As recently as December 2022, the UAE was listed as the country with the highest incidence of abandonment in the world – ICS recorded 29 such cases during the course of the year. Fast forward less than four months and welfare groups have noted, despite increasing prevalence worldwide, a significant drop in the number of UAE cases, with just one case reported in the first quarter of 2023.
Abandonments rose dramatically during the global pandemic as a result of the economic dislocation caused by widespread port closures. Despite the gradual resumption of international trade since the latter part of 2021, wider economic and geo-political instability combined to make 2022 the worst year on record for abandonment cases reported to the International Maritime Organization (IMO), with 103 vessels abandoned globally, affecting 1,682 seafarers.
Talking to Leadership Insights, Ben Bailey, Director of Programme at The Mission to Seafarers explained how the UAE may have bucked the global trend. While crediting the UAE government for passing legislation in 2021 to deter abandonment, he questioned if market conditions had also contributed to the reduction, “many of the ships we have dealt with in the past have been in the offshore energy sector. With energy being in such high demand, I wonder if it’s also to do with the fact that these vessels are needed more than ever.” He added that “certainly, in the past we have seen a rise in cases when prices have dropped.”
That said, the UAE’s success in reducing the incidence of abandonment demonstrates the impact that national legislation and robust enforcement mechanisms can achieve in a limited timeframe. However, whilst cautiously optimistic about the situation in the UAE, Bailey remains concerned that cases may “have gone elsewhere, perhaps to countries where there is absolutely no welfare provision”. Explaining what was required to end the scourge, he added that “ultimately, abandonment will only stop when every port state has ratified the MLC and has robust inspection regimes.”
Abandonment can have devastating consequences on seafarers, with some left without basic necessities, support, and shore access for protracted periods becoming wholly reliant on charities for survival. Citing the UAE as an example, abandonment at sea can be tackled but success requires political will at the national level. In addition, States should commit to implementing the 2022 ILO-IMO guidelines and make a concerted effort to ratify existing international regulations in order to safeguard the rights of seafarers.
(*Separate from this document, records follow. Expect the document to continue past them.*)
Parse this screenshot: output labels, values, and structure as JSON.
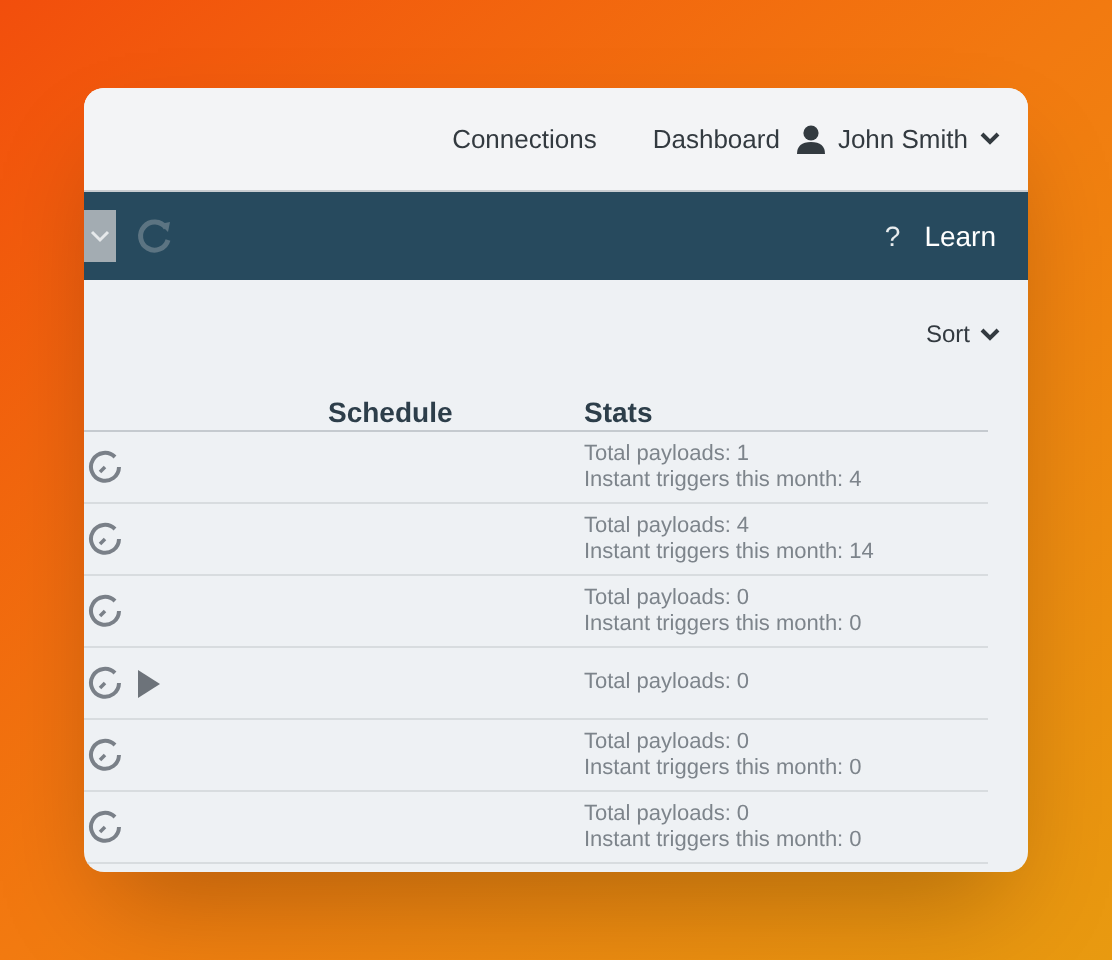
{
  "nav": {
    "links": [
      "Connections",
      "Dashboard"
    ],
    "user": "John Smith"
  },
  "toolbar": {
    "help": "?",
    "learn": "Learn"
  },
  "sort": "Sort",
  "table": {
    "columns": [
      "Schedule",
      "Stats"
    ],
    "rows": [
      {
        "play_button": false,
        "stats": [
          "Total payloads: 1",
          "Instant triggers this month: 4"
        ]
      },
      {
        "play_button": false,
        "stats": [
          "Total payloads: 4",
          "Instant triggers this month: 14"
        ]
      },
      {
        "play_button": false,
        "stats": [
          "Total payloads: 0",
          "Instant triggers this month: 0"
        ]
      },
      {
        "play_button": true,
        "stats": [
          "Total payloads: 0"
        ]
      },
      {
        "play_button": false,
        "stats": [
          "Total payloads: 0",
          "Instant triggers this month: 0"
        ]
      },
      {
        "play_button": false,
        "stats": [
          "Total payloads: 0",
          "Instant triggers this month: 0"
        ]
      }
    ]
  }
}
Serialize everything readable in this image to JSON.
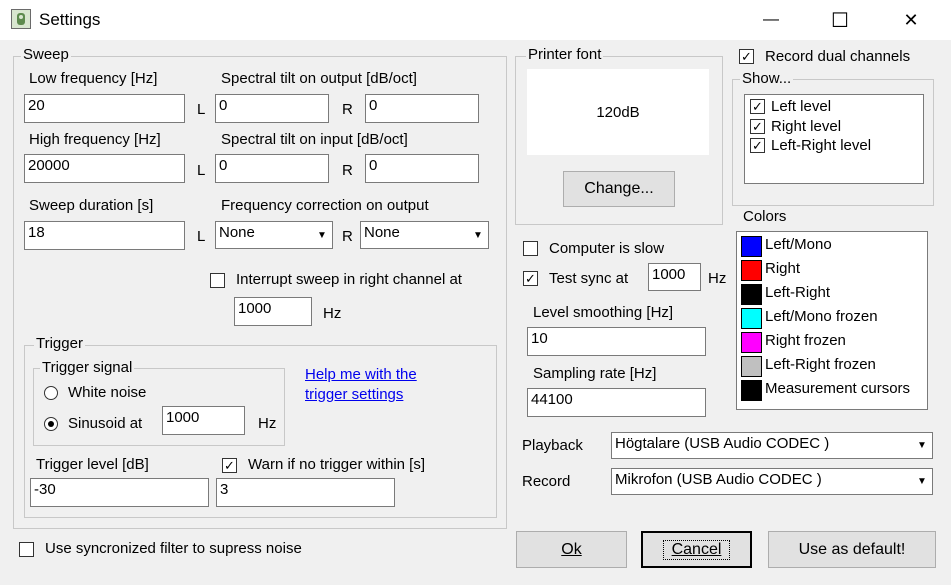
{
  "window": {
    "title": "Settings",
    "minimize": "—",
    "maximize": "☐",
    "close": "✕"
  },
  "sweep": {
    "group": "Sweep",
    "low_freq_label": "Low frequency [Hz]",
    "low_freq_value": "20",
    "high_freq_label": "High frequency [Hz]",
    "high_freq_value": "20000",
    "duration_label": "Sweep duration [s]",
    "duration_value": "18",
    "tilt_output_label": "Spectral tilt on output [dB/oct]",
    "tilt_output_l": "0",
    "tilt_output_r": "0",
    "tilt_input_label": "Spectral tilt on input [dB/oct]",
    "tilt_input_l": "0",
    "tilt_input_r": "0",
    "freq_corr_label": "Frequency correction on output",
    "freq_corr_l": "None",
    "freq_corr_r": "None",
    "l": "L",
    "r": "R",
    "interrupt_label": "Interrupt sweep in right channel at",
    "interrupt_checked": false,
    "interrupt_value": "1000",
    "hz": "Hz"
  },
  "trigger": {
    "group": "Trigger",
    "signal_group": "Trigger signal",
    "white_noise": "White noise",
    "sinusoid": "Sinusoid at",
    "sinusoid_value": "1000",
    "hz": "Hz",
    "help_link_line1": "Help me with the",
    "help_link_line2": "trigger settings",
    "level_label": "Trigger level [dB]",
    "level_value": "-30",
    "warn_label": "Warn if no trigger within [s]",
    "warn_checked": true,
    "warn_value": "3"
  },
  "sync_filter_label": "Use syncronized filter to supress noise",
  "printer": {
    "group": "Printer font",
    "sample": "120dB",
    "change_button": "Change..."
  },
  "computer_slow_label": "Computer is slow",
  "test_sync_label": "Test sync at",
  "test_sync_value": "1000",
  "test_sync_hz": "Hz",
  "level_smoothing_label": "Level smoothing [Hz]",
  "level_smoothing_value": "10",
  "sampling_rate_label": "Sampling rate [Hz]",
  "sampling_rate_value": "44100",
  "record_dual_label": "Record dual channels",
  "show": {
    "group": "Show...",
    "items": [
      "Left level",
      "Right level",
      "Left-Right level"
    ]
  },
  "colors": {
    "label": "Colors",
    "items": [
      {
        "name": "Left/Mono",
        "color": "#0000ff"
      },
      {
        "name": "Right",
        "color": "#ff0000"
      },
      {
        "name": "Left-Right",
        "color": "#000000"
      },
      {
        "name": "Left/Mono frozen",
        "color": "#00ffff"
      },
      {
        "name": "Right frozen",
        "color": "#ff00ff"
      },
      {
        "name": "Left-Right frozen",
        "color": "#c0c0c0"
      },
      {
        "name": "Measurement cursors",
        "color": "#000000"
      }
    ]
  },
  "playback_label": "Playback",
  "playback_value": "Högtalare (USB Audio CODEC )",
  "record_label": "Record",
  "record_value": "Mikrofon (USB Audio CODEC )",
  "buttons": {
    "ok": "Ok",
    "cancel": "Cancel",
    "default": "Use as default!"
  }
}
Interested parties can pre-order the ICS publication Guidelines on the Application of the ILO Maritime Labour Convention, Fourth Edition which addresses the wide range of MLC provisions including the 2022 updates entering into force in December 2024.